When I became an adult, my love for nature became the focus of my life (other than my family and closest friends) and dominated my recreational and writing activities throughout the 1970s and early 1980s. With my wife, kids, and friends, I camped, backpacked, hiked, and explored numerous wilderness areas throughout the Western United States. My wife and I joined the Sierra Club, volunteered at a wildlife rescue center, and were active in various local environmental undertakings, including promoting California’s “Bottle Bill” and establishing a large open space preserve in the city where we lived. My first published magazine article in 1974 was titled “Helping Children Learn an Ecology Value,” followed by “The Wild Chaparral,” “Clocking the Cuckoo” (about the Roadrunner), and a two and a half year series of “Animal of the Month” articles published in a Sierra Club newspaper. In short, nature was my life and protecting and enjoying it was my passion.

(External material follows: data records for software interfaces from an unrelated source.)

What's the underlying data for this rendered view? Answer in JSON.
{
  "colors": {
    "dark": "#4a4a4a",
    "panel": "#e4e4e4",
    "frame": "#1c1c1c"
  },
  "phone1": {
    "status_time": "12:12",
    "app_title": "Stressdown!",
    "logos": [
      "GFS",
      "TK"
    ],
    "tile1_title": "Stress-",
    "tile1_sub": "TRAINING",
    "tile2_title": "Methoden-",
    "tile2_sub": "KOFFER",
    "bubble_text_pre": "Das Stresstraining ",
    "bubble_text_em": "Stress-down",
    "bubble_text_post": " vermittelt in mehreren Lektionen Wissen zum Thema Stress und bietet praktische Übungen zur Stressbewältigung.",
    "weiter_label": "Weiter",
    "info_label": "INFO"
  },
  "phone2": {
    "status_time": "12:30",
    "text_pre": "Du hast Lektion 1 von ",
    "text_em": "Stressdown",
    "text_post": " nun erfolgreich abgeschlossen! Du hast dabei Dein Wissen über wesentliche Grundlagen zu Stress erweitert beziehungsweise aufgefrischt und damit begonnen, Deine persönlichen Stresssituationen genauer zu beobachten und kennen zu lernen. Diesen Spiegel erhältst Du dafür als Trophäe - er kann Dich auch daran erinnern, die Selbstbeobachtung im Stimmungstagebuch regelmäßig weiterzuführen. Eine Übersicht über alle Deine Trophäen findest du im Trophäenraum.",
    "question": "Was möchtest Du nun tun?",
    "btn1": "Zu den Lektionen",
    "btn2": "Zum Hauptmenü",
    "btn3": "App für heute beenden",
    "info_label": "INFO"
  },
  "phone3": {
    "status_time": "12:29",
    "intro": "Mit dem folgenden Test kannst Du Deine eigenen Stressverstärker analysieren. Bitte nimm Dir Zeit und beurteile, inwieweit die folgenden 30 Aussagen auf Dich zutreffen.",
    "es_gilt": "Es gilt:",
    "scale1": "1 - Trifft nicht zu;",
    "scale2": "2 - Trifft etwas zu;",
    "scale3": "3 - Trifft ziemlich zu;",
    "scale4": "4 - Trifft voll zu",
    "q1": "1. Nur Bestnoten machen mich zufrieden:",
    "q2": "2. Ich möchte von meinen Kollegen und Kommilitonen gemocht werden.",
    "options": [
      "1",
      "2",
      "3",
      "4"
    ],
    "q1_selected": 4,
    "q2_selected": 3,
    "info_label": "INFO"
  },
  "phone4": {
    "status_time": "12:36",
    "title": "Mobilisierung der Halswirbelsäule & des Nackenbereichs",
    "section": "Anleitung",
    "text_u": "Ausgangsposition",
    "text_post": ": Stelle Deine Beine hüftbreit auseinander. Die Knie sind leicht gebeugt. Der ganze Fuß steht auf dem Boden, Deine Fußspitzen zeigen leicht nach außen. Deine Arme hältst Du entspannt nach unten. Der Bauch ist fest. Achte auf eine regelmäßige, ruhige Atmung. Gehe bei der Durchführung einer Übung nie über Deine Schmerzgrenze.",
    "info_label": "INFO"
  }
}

This changed dramatically after I became a Christian in 1981. My passion soon changed from delight in nature (creation) to worshiping the Creator. Although my enthusiasm and love for nature did not diminish, it was no longer the center of my life. In fact, my thesis for a master’s degree in Christian Apologetics was a 330-page book titled, Environmental Stewardship: A Biblical Approach to Environmental Ethics. After graduating in 1988, however, my focus in writing changed. Instead of defending the wilderness, I took up the case for Jesus Christ and began to write books and booklets, and to teach classes and workshops, on how to defend the Christian faith.

Although I still offer apologetic workshops and classes, my ministry today focuses more on wildlife, environmental ethics and other nature related subjects. My most recent books, articles, and workshops include biblical environmental ethics and stewardship, ecological issues, wildlife, and other nature related topics (all from a Christian perspective and often with an apologetic emphasis). More recently, my interest and writing has focused on animal in the afterlife, as reflected in my newest book seen on my website home page.

For a list of the books and articles I have published in the area of Christian apologetics, Christian environmentalism, wildlife and nature, click on “Published Works.” For information on my creation care and apologetic presentations, click on “Presentations.”
For my credentials and ministry experiences, click on “Credentials.

Animals are often a special part in all of our lives. What is the eternal outcome for these adorable creatures? Does this say anything about our own lives in the afterdeath? What does this tell us about how we are to watch over creation?

I hope you’ll be listening for the next episode of the Deeper Waters Podcast. Please also go on ITunes and leave a positive review of the show.

In Christ,
Nick Peters